History of Research
The Siberian Traps - Introduction

The Siberian Traps are the remnants of widepread volcanic activity that occurred in northern Pangea, about 250 m.y. ago. The most common rock type is basalt, which usually erupts effusively rather than explosively, but the eruptions can be prolonged, lasting for years or even decades, and producing vast flows. From comparisons with the much younger Columbia River Basalts (erupted 15 m.y. ago), single flow events ('flow fields') may have exceeded 2000 cubic km - hence the term 'flood basalts'. Flow fields in the larger provinces, such as the Deccan and Siberian Traps, may have been much larger.

Other rock types include the more coarsely crystalline equivalents of basalt (dolerite and gabbro) emplaced as intrusive sheets and stocks; and, beneath the West Siberian Basin, rare rhyolites. Unusual alkaline picrites, maymechites, occur in the Maymecha-Kotuy region NE of Noril'sk. Abundant basaltic pyroclastic rocks in the lower parts of the succession in Nizhnyaya-Tunguska indicate explosive, phreatic eruptions.

The Siberian Traps have attracted considerable study, not least around the region of the Noril'sk Ni sulfide deposit, the largest in the world, where the Traps gain their maximum known thickness. Data from other regions in Siberia are sparse, because of the difficult terrain, and because the Traps are buried beneath thick piles of sediments (e.g., beneath the West Siberian Basin).

Figure Caption: Photograph of the Pu'u 'O' fissure eruption, Hawai'i, in July 1986. This illustrates the type of eruption event that may have produced the Siberian flood basalts. However, the eruption volumes and rates would have been substantially greater in Siberia. Note the substantial gas clouds (containing sulfur dioxide, carbon dioxide, and water vapour) issuing from the vent. (Photo copyright USGS.)
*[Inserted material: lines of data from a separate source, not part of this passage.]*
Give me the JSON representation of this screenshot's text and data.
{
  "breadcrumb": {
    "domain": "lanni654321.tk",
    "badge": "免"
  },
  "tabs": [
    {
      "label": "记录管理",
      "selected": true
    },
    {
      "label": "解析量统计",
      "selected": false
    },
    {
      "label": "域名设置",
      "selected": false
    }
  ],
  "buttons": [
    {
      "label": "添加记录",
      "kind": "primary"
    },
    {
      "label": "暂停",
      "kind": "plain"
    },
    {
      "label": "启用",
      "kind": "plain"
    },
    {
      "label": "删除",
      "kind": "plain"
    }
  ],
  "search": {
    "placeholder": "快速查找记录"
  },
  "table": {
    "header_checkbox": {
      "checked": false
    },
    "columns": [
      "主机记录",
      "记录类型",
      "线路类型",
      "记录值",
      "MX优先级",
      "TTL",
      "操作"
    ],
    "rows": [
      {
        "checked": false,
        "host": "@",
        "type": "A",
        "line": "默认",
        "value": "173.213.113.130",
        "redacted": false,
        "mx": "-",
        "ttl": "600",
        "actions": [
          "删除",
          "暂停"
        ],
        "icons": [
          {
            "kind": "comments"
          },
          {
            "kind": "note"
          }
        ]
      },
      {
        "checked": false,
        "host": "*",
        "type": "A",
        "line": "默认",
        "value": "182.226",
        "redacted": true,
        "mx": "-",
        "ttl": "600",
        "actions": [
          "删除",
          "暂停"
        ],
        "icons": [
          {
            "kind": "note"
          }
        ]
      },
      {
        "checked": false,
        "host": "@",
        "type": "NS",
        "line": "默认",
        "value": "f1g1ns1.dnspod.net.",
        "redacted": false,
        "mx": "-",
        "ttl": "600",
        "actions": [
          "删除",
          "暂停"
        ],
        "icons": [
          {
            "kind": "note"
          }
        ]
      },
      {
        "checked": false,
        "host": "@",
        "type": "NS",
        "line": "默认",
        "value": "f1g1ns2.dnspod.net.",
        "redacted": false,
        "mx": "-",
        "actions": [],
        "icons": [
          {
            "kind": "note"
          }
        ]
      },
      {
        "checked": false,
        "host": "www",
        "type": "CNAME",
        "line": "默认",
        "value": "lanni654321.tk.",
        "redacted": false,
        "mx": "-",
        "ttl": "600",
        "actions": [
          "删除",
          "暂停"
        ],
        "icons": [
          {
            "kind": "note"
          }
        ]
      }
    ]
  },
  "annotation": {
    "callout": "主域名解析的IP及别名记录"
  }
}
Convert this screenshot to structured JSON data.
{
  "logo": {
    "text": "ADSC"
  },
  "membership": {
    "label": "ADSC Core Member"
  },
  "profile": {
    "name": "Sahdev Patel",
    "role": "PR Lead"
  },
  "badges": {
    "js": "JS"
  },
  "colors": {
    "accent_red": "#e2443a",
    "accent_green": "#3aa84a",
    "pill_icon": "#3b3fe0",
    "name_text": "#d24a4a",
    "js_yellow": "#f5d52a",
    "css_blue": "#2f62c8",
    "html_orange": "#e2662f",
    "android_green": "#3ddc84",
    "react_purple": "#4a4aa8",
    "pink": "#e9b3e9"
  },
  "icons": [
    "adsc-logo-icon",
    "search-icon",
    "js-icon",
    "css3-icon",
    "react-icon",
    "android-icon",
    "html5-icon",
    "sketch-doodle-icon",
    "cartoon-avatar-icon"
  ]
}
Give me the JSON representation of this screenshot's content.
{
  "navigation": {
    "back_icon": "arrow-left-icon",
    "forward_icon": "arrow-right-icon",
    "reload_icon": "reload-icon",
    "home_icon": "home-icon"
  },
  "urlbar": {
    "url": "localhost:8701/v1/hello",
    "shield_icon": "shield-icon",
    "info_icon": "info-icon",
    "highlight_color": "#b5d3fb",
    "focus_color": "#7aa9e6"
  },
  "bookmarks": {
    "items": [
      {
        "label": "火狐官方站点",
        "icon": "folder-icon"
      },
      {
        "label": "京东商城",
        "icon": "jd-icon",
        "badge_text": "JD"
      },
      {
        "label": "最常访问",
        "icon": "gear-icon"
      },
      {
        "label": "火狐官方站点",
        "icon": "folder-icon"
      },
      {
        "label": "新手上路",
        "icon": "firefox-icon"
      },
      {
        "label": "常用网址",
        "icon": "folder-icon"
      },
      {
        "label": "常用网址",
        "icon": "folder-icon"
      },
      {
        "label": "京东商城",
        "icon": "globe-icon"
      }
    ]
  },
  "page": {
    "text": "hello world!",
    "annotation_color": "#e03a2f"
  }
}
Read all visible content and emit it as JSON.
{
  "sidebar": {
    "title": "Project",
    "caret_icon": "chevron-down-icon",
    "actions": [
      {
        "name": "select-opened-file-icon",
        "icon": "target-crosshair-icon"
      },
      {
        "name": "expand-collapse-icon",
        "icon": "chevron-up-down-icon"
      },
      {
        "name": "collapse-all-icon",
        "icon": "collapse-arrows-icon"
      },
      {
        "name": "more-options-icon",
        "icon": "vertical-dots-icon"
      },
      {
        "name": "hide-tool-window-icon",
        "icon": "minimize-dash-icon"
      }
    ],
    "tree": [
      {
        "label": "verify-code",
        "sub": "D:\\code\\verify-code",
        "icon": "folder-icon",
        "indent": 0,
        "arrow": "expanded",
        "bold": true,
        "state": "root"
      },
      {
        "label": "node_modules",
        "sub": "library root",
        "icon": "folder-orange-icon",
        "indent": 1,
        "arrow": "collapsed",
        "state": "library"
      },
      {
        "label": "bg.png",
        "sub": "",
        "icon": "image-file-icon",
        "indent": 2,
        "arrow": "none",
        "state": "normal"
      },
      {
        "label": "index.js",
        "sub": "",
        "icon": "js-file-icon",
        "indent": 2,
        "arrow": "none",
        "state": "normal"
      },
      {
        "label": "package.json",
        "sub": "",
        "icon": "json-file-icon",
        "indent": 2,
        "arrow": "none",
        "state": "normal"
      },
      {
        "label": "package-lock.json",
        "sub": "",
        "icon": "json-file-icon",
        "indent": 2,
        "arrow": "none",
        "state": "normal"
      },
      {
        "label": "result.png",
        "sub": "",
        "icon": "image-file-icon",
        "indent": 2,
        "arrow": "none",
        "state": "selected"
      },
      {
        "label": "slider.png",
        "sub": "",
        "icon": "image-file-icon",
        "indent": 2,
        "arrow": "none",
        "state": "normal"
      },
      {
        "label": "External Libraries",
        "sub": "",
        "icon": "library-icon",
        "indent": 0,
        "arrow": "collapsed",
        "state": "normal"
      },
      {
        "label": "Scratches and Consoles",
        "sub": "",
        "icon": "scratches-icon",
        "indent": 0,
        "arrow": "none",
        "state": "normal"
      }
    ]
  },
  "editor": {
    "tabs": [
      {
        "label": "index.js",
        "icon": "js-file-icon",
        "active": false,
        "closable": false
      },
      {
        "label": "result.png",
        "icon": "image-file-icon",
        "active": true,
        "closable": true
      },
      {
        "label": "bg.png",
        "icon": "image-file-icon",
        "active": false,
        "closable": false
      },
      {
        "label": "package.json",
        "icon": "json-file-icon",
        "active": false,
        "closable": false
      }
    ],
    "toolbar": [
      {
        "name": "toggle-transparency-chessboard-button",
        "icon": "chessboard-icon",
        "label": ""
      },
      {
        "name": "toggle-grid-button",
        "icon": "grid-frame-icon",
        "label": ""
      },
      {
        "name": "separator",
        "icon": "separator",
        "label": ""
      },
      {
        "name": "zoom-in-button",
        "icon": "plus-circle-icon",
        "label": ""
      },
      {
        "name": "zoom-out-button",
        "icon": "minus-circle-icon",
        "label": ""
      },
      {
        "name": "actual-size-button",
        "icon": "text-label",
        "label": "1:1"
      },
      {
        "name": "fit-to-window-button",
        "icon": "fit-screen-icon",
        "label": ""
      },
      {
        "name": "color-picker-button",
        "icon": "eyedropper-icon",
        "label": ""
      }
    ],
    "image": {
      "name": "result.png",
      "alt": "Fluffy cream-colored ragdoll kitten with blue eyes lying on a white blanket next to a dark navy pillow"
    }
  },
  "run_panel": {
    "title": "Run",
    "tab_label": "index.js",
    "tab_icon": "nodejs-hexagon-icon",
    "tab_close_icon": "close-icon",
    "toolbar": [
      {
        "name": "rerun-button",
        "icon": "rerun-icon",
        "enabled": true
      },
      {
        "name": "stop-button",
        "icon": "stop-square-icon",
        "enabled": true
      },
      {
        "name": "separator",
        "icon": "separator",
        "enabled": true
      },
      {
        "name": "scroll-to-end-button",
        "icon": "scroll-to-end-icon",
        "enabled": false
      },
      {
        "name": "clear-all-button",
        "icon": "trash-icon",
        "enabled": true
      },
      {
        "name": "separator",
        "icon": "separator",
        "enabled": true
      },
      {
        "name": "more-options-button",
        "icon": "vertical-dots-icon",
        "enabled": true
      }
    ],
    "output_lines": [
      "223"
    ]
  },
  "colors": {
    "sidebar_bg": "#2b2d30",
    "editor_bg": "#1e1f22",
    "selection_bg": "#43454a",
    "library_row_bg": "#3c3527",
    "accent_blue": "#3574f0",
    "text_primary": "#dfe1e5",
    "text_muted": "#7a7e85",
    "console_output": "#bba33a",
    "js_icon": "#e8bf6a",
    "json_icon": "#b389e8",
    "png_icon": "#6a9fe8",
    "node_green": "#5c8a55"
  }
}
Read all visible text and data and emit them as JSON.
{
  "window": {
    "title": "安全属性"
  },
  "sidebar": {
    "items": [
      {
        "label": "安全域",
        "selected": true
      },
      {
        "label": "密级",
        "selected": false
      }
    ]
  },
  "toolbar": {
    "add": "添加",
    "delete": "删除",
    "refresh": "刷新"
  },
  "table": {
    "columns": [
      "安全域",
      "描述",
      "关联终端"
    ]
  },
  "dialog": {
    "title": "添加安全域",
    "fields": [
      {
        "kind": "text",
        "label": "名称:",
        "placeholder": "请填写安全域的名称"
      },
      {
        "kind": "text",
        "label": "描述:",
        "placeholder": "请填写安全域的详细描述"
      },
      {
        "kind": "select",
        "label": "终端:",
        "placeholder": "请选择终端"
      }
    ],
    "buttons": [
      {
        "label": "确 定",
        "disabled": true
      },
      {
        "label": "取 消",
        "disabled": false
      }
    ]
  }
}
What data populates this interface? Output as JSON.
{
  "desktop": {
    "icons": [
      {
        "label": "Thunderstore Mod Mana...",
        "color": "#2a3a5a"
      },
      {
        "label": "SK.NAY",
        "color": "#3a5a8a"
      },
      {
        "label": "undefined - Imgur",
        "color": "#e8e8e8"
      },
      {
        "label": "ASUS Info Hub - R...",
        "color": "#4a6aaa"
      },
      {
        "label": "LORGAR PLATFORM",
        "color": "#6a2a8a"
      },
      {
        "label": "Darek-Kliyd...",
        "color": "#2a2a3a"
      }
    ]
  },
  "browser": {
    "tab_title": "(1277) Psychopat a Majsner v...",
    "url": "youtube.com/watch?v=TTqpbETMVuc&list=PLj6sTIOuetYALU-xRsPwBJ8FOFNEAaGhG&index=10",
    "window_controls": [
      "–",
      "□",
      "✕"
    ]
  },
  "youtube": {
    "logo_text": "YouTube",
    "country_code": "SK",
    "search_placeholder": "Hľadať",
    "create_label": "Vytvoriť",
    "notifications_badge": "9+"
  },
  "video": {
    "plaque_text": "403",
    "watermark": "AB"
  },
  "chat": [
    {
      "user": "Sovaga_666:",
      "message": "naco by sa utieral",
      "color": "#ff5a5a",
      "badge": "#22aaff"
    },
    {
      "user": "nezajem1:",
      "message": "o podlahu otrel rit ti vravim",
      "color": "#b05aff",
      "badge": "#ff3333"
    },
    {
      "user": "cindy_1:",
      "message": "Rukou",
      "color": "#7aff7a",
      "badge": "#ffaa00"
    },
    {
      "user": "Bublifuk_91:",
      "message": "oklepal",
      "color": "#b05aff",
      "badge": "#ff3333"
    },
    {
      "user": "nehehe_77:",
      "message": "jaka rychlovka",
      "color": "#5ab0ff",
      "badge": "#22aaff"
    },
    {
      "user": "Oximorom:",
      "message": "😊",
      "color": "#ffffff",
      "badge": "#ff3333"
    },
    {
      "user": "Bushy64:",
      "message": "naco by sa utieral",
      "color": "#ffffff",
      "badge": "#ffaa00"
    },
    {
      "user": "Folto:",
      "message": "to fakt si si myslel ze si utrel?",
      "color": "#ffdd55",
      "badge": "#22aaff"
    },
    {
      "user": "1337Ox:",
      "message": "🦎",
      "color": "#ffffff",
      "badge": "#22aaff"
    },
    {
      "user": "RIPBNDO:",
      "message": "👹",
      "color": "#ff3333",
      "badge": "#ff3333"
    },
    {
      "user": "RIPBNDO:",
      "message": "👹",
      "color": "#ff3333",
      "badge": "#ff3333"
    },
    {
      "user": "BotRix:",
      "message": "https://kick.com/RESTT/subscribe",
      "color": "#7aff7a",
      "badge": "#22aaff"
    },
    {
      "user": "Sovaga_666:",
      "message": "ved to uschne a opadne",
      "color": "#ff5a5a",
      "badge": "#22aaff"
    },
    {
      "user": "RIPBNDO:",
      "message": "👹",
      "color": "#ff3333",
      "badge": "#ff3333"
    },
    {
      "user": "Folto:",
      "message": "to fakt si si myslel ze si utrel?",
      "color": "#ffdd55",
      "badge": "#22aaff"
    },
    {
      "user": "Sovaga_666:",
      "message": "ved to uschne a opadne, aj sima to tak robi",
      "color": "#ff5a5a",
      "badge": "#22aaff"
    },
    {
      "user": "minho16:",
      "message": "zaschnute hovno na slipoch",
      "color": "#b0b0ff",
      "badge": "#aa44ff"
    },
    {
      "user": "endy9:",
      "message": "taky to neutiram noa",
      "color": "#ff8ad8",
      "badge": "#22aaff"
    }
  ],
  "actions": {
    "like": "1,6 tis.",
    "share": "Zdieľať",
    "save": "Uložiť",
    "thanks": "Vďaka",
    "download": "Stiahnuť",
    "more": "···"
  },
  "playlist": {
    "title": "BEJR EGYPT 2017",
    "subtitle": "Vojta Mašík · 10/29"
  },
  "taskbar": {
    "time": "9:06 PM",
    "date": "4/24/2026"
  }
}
Over the last two decades, interest has increased because of the possible link between the Traps and the end-Permian mass extinction. Similar 'coincidences' exist between the Deccan Traps and the end-Cretaceous extinction (at 65 Ma), and the Central Atlantic Magmatic Province and the end-Triassic extinction (at 200 Ma). To fully evaluate these links - causal or not - we need to know the full extent of the Traps and their duration, and then determine the enviromental impact of the volcanism.
A statistic: An individual basalt flow with a volume of 1500 km3 would bury the whole of the UK beneath about 6 metres of lava, or Greater London beneath about 1 km. Assuming a total volume of 3 million km3 for the Siberian Traps, this could bury the whole of western Europe beneath more than 1 km of basalt, or the whole of the UK beneath about 12 km.